Aim of the exercise: From the entries below, copy each line in which the word "this" occurs.
*** Begin section ***
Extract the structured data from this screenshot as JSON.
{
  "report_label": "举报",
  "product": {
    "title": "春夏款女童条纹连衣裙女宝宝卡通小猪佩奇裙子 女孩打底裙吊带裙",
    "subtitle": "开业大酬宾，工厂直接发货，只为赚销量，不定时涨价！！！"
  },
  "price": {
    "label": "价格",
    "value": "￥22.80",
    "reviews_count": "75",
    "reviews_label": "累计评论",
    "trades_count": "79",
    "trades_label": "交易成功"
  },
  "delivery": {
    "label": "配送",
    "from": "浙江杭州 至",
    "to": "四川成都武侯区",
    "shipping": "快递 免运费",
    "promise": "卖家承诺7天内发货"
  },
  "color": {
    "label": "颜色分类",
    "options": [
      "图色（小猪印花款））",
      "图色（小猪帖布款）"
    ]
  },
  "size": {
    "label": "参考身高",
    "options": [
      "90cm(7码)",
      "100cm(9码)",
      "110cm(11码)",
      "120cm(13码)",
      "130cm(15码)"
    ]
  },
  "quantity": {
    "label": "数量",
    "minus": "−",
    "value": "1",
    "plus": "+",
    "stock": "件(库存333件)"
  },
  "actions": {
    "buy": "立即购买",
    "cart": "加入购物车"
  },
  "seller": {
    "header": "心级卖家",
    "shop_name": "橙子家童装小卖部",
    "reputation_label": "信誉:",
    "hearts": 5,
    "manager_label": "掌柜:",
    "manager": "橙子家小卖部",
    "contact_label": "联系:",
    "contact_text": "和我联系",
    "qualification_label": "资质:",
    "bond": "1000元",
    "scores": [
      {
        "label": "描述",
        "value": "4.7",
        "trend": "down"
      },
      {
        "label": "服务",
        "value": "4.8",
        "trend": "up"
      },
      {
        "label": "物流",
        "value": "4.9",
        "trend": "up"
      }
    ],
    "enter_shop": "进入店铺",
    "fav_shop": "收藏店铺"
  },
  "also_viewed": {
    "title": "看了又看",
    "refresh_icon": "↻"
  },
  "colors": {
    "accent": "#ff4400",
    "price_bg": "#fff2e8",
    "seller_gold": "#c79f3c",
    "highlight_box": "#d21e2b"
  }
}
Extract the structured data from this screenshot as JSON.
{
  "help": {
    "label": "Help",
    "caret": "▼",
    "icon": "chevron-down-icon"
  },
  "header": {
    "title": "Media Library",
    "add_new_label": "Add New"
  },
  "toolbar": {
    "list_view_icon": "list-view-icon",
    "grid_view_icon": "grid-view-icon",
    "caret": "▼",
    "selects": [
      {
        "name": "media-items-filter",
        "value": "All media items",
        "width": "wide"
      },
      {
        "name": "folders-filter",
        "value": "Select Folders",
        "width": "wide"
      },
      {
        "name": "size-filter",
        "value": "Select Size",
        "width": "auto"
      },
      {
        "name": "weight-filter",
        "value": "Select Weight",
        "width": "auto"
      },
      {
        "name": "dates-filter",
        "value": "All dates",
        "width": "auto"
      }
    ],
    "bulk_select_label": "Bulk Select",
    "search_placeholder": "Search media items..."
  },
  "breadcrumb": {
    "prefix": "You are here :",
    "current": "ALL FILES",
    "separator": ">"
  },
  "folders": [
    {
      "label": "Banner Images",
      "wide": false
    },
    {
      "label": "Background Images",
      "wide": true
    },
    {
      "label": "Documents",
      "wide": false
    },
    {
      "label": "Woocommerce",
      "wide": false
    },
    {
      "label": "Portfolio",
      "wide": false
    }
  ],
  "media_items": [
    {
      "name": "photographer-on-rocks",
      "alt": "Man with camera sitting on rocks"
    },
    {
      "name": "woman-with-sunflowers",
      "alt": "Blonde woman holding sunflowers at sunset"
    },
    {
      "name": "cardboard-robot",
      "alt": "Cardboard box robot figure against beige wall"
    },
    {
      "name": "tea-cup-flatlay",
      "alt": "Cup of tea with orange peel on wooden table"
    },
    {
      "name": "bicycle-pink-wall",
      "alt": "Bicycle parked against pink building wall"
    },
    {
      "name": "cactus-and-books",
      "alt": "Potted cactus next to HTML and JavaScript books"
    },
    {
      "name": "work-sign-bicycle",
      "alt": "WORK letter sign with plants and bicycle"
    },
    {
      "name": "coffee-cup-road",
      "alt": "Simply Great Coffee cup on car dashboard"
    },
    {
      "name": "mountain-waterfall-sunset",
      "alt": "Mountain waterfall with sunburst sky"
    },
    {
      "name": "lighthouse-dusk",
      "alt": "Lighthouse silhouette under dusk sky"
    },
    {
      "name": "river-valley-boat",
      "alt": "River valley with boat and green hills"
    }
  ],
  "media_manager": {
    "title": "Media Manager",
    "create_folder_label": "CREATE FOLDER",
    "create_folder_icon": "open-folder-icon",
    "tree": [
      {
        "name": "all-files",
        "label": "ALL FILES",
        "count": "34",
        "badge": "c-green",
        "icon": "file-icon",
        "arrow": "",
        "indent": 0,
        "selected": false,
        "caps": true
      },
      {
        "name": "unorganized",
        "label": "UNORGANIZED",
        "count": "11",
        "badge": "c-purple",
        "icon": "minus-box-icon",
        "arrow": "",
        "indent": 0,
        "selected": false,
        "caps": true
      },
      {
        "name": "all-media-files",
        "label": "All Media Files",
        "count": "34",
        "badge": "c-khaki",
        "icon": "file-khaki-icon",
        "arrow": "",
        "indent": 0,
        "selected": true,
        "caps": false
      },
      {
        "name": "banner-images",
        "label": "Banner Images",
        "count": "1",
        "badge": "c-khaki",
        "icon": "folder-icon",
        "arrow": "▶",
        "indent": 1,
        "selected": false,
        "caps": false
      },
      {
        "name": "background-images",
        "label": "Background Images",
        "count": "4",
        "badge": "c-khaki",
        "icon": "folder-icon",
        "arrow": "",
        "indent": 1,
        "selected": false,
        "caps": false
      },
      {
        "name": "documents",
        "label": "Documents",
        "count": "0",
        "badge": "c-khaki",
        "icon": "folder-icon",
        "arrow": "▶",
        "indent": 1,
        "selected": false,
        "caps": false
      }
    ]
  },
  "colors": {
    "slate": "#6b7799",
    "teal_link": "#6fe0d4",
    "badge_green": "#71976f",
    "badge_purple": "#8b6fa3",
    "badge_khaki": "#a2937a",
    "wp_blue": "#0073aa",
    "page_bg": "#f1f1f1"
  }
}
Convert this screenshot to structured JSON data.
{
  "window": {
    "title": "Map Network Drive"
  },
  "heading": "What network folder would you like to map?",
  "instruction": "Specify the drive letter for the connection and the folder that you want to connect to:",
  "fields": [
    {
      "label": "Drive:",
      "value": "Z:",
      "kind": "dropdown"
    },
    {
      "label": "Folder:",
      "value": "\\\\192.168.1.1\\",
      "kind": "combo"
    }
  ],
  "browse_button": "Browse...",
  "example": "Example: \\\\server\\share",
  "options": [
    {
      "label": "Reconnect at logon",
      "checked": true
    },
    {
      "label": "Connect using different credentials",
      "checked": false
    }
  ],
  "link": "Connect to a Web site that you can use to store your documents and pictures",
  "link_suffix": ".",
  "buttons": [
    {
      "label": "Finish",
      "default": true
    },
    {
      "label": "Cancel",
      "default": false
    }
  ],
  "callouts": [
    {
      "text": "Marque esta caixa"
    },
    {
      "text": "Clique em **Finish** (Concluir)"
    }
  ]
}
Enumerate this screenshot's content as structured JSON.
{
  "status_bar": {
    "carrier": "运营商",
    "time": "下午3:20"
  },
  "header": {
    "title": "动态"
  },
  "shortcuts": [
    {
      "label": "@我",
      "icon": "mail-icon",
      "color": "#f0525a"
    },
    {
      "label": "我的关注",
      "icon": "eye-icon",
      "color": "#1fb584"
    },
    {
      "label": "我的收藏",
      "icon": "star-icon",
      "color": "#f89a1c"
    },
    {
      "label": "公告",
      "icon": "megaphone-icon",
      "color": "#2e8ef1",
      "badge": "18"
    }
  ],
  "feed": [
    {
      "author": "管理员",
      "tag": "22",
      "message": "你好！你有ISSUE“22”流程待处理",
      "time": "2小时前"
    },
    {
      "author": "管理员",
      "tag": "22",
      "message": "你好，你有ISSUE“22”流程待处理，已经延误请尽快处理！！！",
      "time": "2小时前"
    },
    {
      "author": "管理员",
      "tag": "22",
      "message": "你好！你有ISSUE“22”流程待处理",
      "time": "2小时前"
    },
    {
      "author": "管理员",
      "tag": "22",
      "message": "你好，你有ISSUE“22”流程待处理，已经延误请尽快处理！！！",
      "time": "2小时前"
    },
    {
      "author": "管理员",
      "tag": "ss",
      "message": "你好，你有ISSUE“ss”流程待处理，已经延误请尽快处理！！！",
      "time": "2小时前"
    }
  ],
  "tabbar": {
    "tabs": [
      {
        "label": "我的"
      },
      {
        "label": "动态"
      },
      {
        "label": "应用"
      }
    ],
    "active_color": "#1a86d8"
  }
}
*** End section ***
Task output:
Extract the structured data from this screenshot as JSON.
Extract the structured data from this screenshot as JSON.
Convert this screenshot to structured JSON data.
Enumerate this screenshot's content as structured JSON.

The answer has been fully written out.